I’m sitting in class. It’s Thursday morning at 8:30am and I’d rather be anywhere than in a two-hour lecture for general chemistry. Finals are in two weeks. I look down at the notebook in front of me and wonder when I learned to write in hieroglyphs. I’m so frustrated. Somewhere in the back of my mind I know that no matter what I write down it isn’t going to make any sense. I’m defeated. I’m frustrated to say the least. It’s 8:30am in the morning and I’m ready to cry.
My third semester in college was the hardest semester I have ever had. I love college, everything about it, from the two hundred and forty-seven person lecture halls to the personable ten student labs. There are so many personalities and people and opportunities to learn. I was the kind of student that hated high school but knew that I wanted more out of life and in order for me to get what I wanted I needed higher education. So I applied to my local university. The day I got my acceptance letter was one of the happiest days of my life. And the first year went so smoothly that I wondered why I hated high school so much.
The first semester of my second year started off smoothly and even by the end of the drop date I was still going strong. It was harder than the first year, no doubt about that. But I was still so enamored by everything that I tried to ignore the bumps. Except a person can't ignore a bump when it’s a general education class that they need to move on to any other class in their degree path. For me, that class was General Chemistry. I went to lecture. I sat and pounded my head with my notebook and then my textbook, begging myself to make sense of anything my professor was saying. And when that obliviously didn’t work, I geared up. I went to office hours and asked my professor specific questions. I took what he said and my notes and went to group study. When that didn’t help I went to private study offered at the university. The other students tried to help explain things to me as best as they could but even then, by the end of the second month, when I had become a familiar face to just about every tutor in the Chemistry student aid center, I could see them wince when something they had explained seventeen different ways would just go wooshing past me.

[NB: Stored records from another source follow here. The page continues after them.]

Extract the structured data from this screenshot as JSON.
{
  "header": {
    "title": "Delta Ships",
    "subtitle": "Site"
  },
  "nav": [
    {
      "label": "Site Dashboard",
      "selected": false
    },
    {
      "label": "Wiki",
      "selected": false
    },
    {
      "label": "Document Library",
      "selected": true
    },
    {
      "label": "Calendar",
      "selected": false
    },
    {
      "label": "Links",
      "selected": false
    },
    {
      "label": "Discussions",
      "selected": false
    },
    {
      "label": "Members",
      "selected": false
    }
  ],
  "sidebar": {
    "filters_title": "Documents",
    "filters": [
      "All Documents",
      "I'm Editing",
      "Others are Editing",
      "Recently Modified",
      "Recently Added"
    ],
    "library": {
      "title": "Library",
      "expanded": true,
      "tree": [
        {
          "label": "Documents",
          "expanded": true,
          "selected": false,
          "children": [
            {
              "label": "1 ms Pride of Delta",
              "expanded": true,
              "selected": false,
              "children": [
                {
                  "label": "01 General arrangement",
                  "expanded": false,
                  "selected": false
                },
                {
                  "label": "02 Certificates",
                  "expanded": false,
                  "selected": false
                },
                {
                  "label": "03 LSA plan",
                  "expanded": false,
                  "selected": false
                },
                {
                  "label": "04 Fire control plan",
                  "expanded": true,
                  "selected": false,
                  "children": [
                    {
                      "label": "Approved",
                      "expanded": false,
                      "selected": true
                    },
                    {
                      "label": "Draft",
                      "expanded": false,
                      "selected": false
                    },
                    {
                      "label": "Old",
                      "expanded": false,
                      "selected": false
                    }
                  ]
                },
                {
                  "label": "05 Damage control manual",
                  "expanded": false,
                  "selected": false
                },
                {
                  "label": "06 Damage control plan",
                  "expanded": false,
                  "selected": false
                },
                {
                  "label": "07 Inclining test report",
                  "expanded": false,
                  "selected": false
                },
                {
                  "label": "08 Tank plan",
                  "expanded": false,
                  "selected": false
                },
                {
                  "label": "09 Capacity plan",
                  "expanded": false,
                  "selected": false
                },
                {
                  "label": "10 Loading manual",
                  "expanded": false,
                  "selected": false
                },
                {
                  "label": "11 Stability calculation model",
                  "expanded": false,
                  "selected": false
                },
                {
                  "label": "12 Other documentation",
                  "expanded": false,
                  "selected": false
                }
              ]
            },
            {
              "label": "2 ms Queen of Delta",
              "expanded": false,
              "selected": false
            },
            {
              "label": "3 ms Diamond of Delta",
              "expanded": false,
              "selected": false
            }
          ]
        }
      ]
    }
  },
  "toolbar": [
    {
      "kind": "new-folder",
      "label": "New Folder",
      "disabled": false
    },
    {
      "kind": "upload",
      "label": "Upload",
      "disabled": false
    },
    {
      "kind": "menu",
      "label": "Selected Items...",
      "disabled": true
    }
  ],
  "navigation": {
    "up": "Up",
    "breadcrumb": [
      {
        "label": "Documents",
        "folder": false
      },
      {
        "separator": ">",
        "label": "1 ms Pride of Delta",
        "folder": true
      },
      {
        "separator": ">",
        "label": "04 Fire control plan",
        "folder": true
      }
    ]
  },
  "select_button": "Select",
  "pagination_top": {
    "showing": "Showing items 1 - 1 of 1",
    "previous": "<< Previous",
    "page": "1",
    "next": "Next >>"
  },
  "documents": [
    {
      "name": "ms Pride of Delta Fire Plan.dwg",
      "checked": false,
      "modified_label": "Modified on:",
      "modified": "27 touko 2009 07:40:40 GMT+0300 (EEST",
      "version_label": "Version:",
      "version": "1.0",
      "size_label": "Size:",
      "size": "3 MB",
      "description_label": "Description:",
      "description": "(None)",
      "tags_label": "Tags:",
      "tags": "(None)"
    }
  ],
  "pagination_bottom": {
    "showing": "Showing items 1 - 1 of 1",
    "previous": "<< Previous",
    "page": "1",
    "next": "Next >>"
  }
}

At my wits end, I hired my own private tutor. Such a sweet, patient guy that spent hours working over problems I sent him and then helping me step by step to figure them out. Even though I was paying him, he became a friend over the weeks we worked together and by the time finals rolled around he outwardly cringed because there was nothing left he could teach me that would help me survive.
I finished the class with an 'F.' It was the first F letter grade I had ever received. I had also never tried so hard and cried so much over a class. With all the effort I had put into the class, I was trying to figure out how it could have ended so badly, and I was trying to figure out what could I learn from it. The lesson was clear as soon as I looked past the anger.
Sometimes you can give everything you’ve got and it won’t be enough. And that’s okay.
Even though I failed the class, I showed myself just how hard I could push myself for my goals. And that was the important lesson from it all. That if you want something, anything, you have to be willing to push yourself with everything you’ve got. You have to be willing to go outside your comfort zone. There are going to be tears and anger and frustration. By the end of it all, hopefully you get what you’ve been working towards. But it if it doesn’t end up working out and you end up falling on your face, look back at all the effort you’ve put forth and be humbled.
I walked away from the semester and from the Chemistry department with my head hung low. But I knew that I still wanted to go to college. I would just need to take a step back and figure out what else I could do to better prepare myself the next time I took Chemistry. And one day I will go back and I will kick booty in the class because I will be far better prepared and I will know that I can push myself farther than I ever thought possible. That's the lesson I learned.